Woof.

Woof.

 

Robin Fleming said in her introduction that she had been fighting the opportunity gap throughout her career as a school nurse, educator and administrator. She talked repeatedly about the importance of allocating resources equitably, but she didn’t strike me as someone who would actually know how to do that. She spoke out against standardized testing, did some subtle family-blaming, and revealed some low-expectation bias when talking about students of color. She wants to avoid judging teachers based on student progress and would have individual teachers to be the sole evaluators of their own students — largely anecdotally, it seems. This would be a complete disaster for all students, to be sure, but especially students of color. She also talked in closing about her opposition to charter schools, and then said as she left the table, “I actually taught in one last year.” This does not seem to be true unless it was in another state, and it was pretty strange.

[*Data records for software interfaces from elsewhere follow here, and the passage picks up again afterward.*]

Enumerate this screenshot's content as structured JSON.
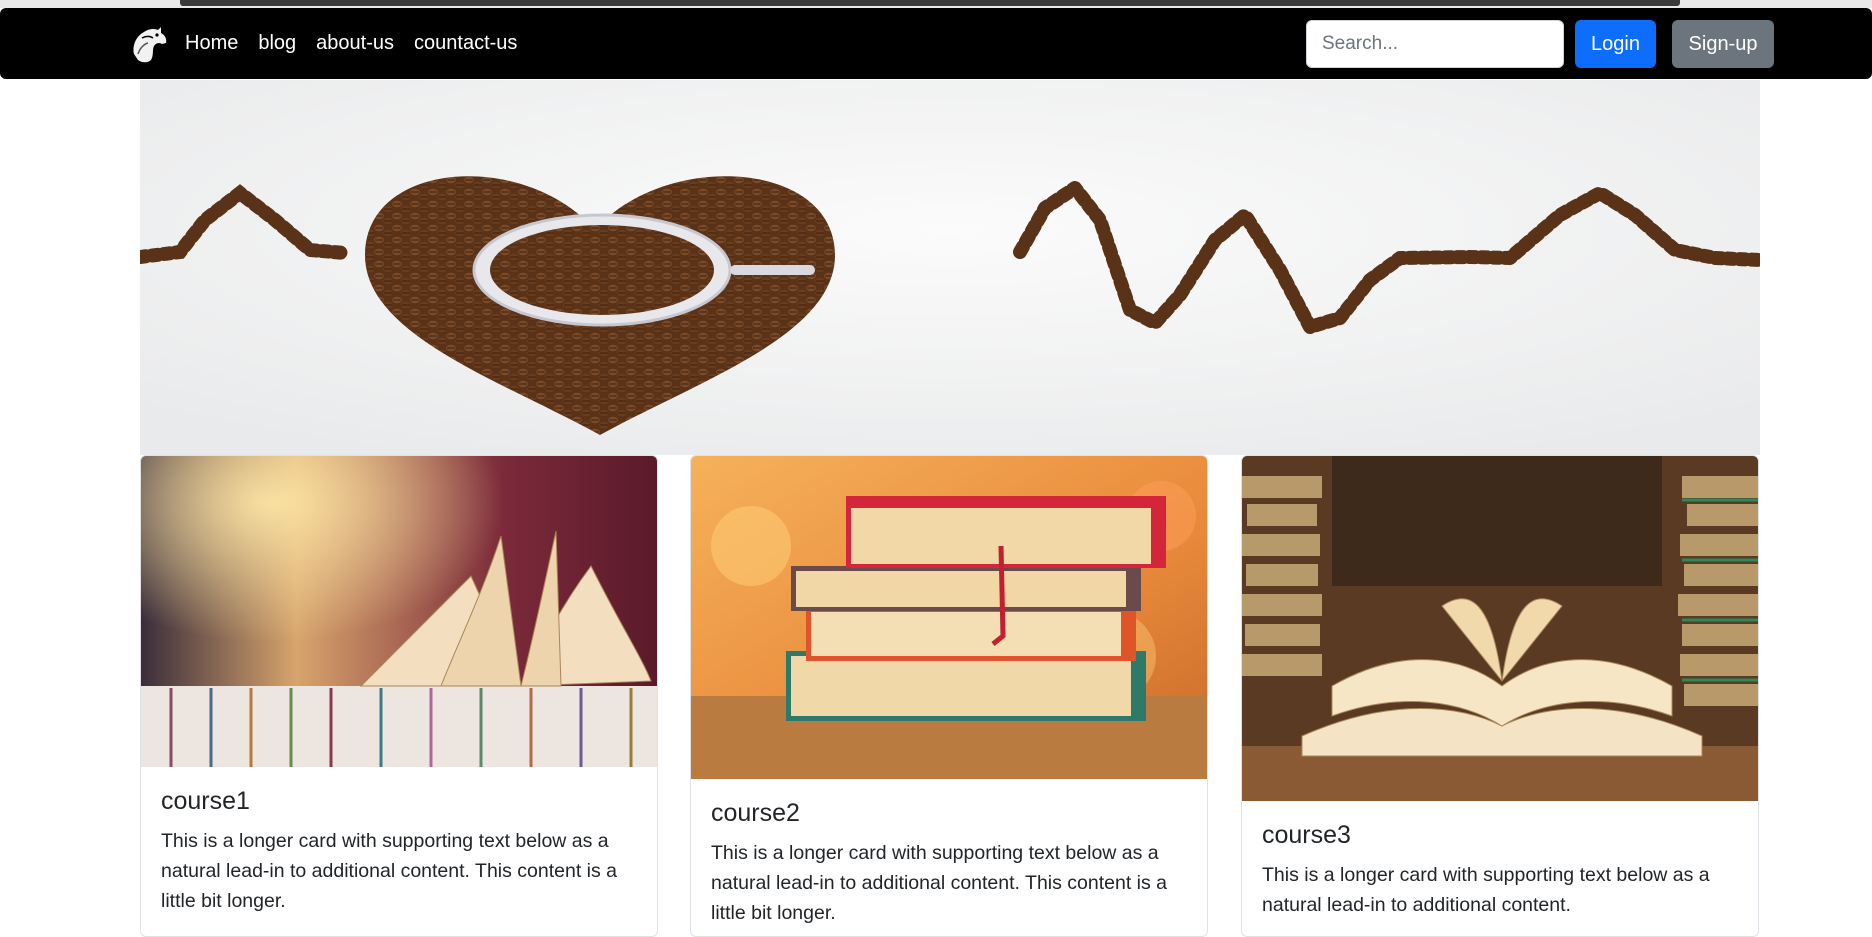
{
  "navbar": {
    "logo_icon": "horse-head-logo-icon",
    "links": [
      "Home",
      "blog",
      "about-us",
      "countact-us"
    ],
    "search": {
      "placeholder": "Search...",
      "value": ""
    },
    "login_label": "Login",
    "signup_label": "Sign-up"
  },
  "hero": {
    "image": "coffee-beans-heartbeat-banner"
  },
  "cards": [
    {
      "image": "open-book-on-stack-photo",
      "title": "course1",
      "text": "This is a longer card with supporting text below as a natural lead-in to additional content. This content is a little bit longer."
    },
    {
      "image": "stacked-books-on-table-photo",
      "title": "course2",
      "text": "This is a longer card with supporting text below as a natural lead-in to additional content. This content is a little bit longer."
    },
    {
      "image": "library-open-books-photo",
      "title": "course3",
      "text": "This is a longer card with supporting text below as a natural lead-in to additional content."
    }
  ],
  "colors": {
    "navbar_bg": "#000000",
    "login_bg": "#0d6efd",
    "signup_bg": "#6c757d"
  }
}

Al Runte is not particularly distinguishable from Higgins, though he’s less cartoonish in his embellishments. Like Higgins, he advocates for something vague about getting back to basics, and he also has an outdated, bigoted view of gender identity, and honestly, by the time he came around, I’d been trying not to react to the mostly depressing things I was hearing from the mostly depressing field of candidates for a full hour already, and I gave myself a break and let my mind wander during this one.

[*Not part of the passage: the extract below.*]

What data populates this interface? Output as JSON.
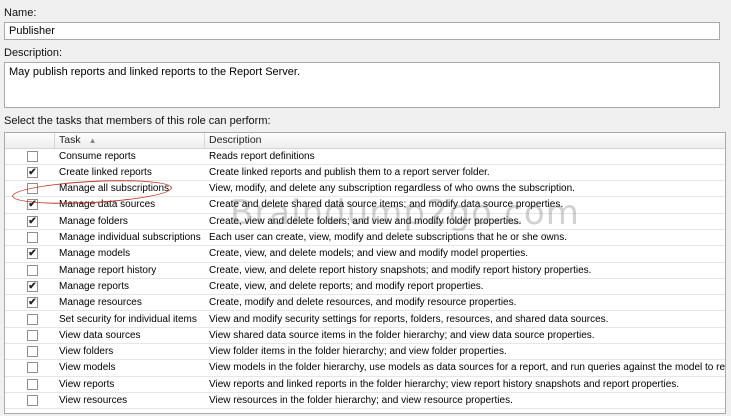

Erin Jones is the clear choice here. If that wasn’t clear before, it’s excruciatingly vivid now. Reykdal is the only other candidate who could do the job, and that’s a low bar. Erin Jones represents a chance for real change in a state whose status quo desperately needs to be shaken. She has earned my vote.

Be a voice for equity at the OSPI Candidate Forum in Seattle

Five candidates for Washington State Superintendent -- Robin Fleming, Ron Higgins, Erin Jones, Chris Reykdal and David Spring -- will come together to discuss their positions and plans for our schools this month.

Hosted by Southeast Seattle Education Coalition (SESEC), Equity in Education Coalition (EEC), Coalition of Immigrants, Refugees and Communities of Color (CIRCC), and League of Education Voters (LEV), "this is your chance to hear from candidates about what they hope to accomplish, what their strategies are to close the opportunity gap, and to share with them what you hope they will focus on if elected."

I believe our students need Erin Jones to be the next state superintendent in Washington. She doesn't have the endorsement of the WEA, which at this point I take to be a good sign.

She does, however, have an unblemished track record of putting students and families first, and she has maintained that focus even during her campaign. She will be a powerful voice for equity and a real agent of change in our school system. She needs support.

No matter which specific candidate ultimately receives your vote, we need to ask hard questions and to make it clear to each potential superintendent that it takes a demonstrated investment in equity to earn this vote in Washington.

 

 

OSPI Candidate Forum

Tuesday, July 19 from 5:15-7:15 p.m. (doors open at 5:00 p.m.)

at the New Holly Gathering Hall (7054 32nd Ave S, Seattle).

Advance registration is required, so check out the flyer and register here.